__INSTRUCTIONS FOR THE TASK__
Among the lines of this listing, count those that include "Регистрация" and state the count by itself.
___ TASK MATERIAL ___
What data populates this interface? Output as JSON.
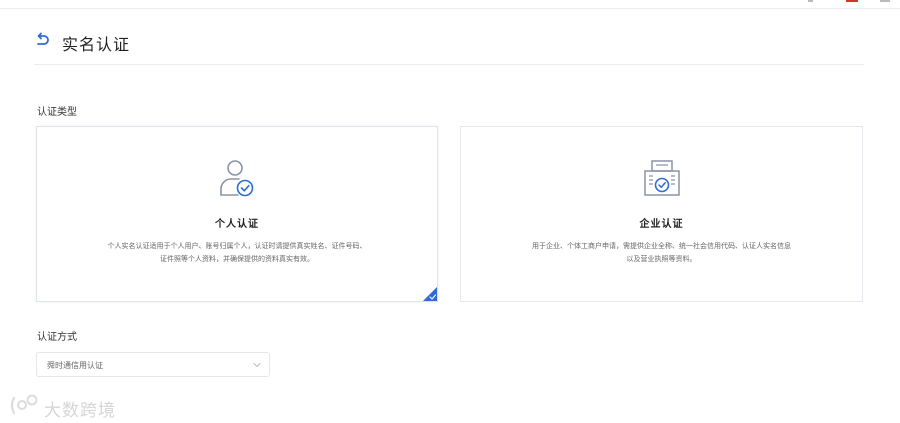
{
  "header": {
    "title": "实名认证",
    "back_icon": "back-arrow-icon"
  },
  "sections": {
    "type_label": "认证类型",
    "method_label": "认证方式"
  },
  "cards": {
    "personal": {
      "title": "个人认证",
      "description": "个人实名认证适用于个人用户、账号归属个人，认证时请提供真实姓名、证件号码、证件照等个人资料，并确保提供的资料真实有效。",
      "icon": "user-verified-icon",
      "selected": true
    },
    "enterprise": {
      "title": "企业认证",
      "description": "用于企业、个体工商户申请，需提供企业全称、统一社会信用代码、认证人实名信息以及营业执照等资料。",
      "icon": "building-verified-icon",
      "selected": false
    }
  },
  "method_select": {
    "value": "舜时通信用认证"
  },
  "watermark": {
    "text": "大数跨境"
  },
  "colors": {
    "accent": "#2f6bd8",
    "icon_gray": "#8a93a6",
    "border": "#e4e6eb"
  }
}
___
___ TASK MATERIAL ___
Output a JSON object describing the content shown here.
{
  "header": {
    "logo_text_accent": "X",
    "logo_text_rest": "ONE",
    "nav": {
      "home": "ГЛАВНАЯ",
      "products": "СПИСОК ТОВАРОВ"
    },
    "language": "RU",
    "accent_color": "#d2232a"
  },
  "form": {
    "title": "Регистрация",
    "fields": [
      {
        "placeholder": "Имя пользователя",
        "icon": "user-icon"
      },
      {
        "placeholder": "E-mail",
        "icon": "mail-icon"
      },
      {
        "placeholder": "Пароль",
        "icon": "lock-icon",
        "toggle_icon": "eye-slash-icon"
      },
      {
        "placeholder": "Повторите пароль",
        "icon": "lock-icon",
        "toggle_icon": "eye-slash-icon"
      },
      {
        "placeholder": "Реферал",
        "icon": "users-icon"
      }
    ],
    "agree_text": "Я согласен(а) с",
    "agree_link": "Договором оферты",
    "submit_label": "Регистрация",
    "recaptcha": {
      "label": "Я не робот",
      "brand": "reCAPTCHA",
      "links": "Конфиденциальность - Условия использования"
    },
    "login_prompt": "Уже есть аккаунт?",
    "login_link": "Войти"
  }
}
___
__TASK RESPONSE__
2